Aim of the task: Search the entries for the word "accent" and report each line that has it.

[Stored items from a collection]

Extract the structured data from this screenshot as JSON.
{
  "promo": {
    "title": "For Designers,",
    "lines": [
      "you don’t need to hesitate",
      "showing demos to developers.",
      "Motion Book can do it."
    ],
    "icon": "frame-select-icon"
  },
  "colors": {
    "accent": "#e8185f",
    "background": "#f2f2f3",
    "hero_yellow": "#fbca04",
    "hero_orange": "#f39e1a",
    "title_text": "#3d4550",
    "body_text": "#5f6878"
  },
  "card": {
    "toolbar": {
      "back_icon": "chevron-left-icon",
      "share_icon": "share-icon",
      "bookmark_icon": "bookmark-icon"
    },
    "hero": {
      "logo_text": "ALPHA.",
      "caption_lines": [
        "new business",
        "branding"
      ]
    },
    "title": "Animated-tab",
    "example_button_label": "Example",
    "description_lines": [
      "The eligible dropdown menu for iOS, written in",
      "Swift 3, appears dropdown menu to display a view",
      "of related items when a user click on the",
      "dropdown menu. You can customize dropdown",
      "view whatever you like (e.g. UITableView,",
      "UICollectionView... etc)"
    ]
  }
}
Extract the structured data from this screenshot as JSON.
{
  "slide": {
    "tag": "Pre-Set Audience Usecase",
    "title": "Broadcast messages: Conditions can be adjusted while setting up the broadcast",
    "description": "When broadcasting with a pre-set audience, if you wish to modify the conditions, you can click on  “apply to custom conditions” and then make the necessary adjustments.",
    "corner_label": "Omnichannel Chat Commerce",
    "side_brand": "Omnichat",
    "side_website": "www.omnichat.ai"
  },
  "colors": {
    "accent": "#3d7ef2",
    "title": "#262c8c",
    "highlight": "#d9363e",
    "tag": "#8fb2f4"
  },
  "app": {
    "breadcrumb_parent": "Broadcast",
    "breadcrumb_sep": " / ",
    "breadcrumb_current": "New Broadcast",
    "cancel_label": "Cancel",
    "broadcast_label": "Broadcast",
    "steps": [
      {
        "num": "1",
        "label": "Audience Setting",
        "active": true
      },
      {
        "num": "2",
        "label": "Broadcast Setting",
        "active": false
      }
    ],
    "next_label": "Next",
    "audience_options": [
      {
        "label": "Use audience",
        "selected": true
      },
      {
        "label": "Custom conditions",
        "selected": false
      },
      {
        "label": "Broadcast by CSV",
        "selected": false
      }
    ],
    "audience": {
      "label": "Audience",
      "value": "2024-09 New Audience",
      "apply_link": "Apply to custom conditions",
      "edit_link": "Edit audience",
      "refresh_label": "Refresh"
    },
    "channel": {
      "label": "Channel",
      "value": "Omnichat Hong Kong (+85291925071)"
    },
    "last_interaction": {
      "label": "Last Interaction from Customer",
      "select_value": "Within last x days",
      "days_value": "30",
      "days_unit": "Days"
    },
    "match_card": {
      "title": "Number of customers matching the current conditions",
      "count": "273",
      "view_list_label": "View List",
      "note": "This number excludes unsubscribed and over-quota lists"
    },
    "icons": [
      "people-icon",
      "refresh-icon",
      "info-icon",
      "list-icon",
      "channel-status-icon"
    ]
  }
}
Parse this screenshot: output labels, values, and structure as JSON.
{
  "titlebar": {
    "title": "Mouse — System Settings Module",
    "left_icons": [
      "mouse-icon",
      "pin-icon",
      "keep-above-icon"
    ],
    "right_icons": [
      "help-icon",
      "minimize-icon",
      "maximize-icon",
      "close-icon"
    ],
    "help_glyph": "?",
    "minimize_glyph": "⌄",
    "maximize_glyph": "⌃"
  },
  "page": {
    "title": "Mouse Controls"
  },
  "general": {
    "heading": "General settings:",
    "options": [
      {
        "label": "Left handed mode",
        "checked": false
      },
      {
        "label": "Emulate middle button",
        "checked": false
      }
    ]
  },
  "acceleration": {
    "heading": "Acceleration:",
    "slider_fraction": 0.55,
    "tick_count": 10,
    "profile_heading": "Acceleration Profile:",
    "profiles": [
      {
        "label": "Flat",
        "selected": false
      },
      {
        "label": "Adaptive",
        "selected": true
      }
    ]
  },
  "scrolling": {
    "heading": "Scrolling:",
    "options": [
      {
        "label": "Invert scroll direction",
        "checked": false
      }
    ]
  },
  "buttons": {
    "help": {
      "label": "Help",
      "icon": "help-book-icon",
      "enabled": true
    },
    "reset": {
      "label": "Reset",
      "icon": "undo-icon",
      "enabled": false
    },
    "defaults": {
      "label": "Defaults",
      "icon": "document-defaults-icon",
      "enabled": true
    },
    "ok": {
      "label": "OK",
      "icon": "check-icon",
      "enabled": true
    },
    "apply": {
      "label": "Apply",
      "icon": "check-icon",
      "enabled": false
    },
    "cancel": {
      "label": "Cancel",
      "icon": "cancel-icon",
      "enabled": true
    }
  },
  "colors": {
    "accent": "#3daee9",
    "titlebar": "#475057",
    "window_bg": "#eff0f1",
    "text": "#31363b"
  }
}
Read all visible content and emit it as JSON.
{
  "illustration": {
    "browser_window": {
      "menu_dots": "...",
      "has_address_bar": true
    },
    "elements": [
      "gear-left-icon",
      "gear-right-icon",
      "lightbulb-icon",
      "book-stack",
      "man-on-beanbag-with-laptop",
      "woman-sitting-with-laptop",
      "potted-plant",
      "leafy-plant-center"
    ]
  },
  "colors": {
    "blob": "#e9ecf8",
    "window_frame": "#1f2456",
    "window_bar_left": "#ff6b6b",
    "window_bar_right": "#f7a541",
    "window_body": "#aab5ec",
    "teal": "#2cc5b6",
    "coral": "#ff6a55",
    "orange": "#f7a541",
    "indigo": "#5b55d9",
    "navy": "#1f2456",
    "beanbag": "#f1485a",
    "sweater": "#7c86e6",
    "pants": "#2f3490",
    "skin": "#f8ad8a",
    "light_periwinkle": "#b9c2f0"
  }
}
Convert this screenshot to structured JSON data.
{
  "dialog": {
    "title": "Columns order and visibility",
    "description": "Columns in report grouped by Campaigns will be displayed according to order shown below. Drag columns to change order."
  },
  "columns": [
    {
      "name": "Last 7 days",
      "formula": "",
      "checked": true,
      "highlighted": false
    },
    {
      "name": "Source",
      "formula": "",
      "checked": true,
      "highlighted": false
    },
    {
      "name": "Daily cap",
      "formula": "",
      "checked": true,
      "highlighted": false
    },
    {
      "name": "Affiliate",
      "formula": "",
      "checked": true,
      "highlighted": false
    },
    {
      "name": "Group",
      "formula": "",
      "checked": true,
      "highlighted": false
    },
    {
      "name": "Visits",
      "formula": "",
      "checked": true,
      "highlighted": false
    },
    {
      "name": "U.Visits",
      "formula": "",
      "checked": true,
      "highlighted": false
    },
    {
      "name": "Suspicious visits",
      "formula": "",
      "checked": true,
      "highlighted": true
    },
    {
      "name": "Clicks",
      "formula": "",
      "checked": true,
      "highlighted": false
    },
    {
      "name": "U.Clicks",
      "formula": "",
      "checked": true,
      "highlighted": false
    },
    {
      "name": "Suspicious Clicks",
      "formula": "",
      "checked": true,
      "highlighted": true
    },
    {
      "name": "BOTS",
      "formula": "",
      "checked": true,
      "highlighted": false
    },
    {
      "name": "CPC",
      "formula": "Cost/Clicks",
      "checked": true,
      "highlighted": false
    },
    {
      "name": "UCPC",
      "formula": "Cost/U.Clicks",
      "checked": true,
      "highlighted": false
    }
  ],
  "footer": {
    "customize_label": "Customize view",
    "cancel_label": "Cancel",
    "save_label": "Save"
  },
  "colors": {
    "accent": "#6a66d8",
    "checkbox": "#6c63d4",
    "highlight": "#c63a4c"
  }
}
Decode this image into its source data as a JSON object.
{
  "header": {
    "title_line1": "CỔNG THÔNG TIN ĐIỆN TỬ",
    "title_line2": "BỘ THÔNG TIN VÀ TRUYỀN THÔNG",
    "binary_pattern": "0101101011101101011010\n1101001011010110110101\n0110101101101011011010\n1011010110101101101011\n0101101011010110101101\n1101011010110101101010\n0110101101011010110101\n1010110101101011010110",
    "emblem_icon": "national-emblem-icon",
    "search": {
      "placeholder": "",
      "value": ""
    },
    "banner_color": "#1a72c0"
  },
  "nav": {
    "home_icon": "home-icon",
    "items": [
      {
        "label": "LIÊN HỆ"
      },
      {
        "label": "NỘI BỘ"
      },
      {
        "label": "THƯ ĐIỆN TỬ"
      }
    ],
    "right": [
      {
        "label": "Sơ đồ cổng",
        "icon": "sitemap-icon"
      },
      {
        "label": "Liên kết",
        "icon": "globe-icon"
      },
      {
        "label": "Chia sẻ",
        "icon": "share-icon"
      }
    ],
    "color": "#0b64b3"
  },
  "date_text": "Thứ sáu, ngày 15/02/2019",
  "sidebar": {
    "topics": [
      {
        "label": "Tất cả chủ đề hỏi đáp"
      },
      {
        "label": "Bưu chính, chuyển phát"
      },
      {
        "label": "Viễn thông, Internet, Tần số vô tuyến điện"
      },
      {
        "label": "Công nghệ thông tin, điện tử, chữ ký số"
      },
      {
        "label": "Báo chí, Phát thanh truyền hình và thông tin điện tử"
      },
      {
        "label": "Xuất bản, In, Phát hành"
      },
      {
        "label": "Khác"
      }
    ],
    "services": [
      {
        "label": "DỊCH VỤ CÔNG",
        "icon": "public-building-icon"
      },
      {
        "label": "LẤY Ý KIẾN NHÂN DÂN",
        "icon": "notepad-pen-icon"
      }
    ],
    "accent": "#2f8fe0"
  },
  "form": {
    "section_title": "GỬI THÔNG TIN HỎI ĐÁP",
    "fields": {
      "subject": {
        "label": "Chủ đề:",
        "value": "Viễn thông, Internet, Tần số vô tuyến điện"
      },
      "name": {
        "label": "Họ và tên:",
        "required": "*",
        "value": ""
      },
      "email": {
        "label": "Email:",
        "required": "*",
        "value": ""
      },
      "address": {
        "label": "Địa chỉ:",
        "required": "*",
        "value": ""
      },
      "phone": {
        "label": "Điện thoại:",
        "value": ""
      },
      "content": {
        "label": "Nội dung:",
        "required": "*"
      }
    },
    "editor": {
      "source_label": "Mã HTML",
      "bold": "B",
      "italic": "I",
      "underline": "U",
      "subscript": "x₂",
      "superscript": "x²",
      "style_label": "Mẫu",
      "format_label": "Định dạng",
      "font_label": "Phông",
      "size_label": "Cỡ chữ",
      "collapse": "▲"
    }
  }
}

Reply to the exercise:
    "accent": "#e8185f",
    "accent": "#3d7ef2",
    "accent": "#3daee9",
    "accent": "#6a66d8",
    "accent": "#2f8fe0"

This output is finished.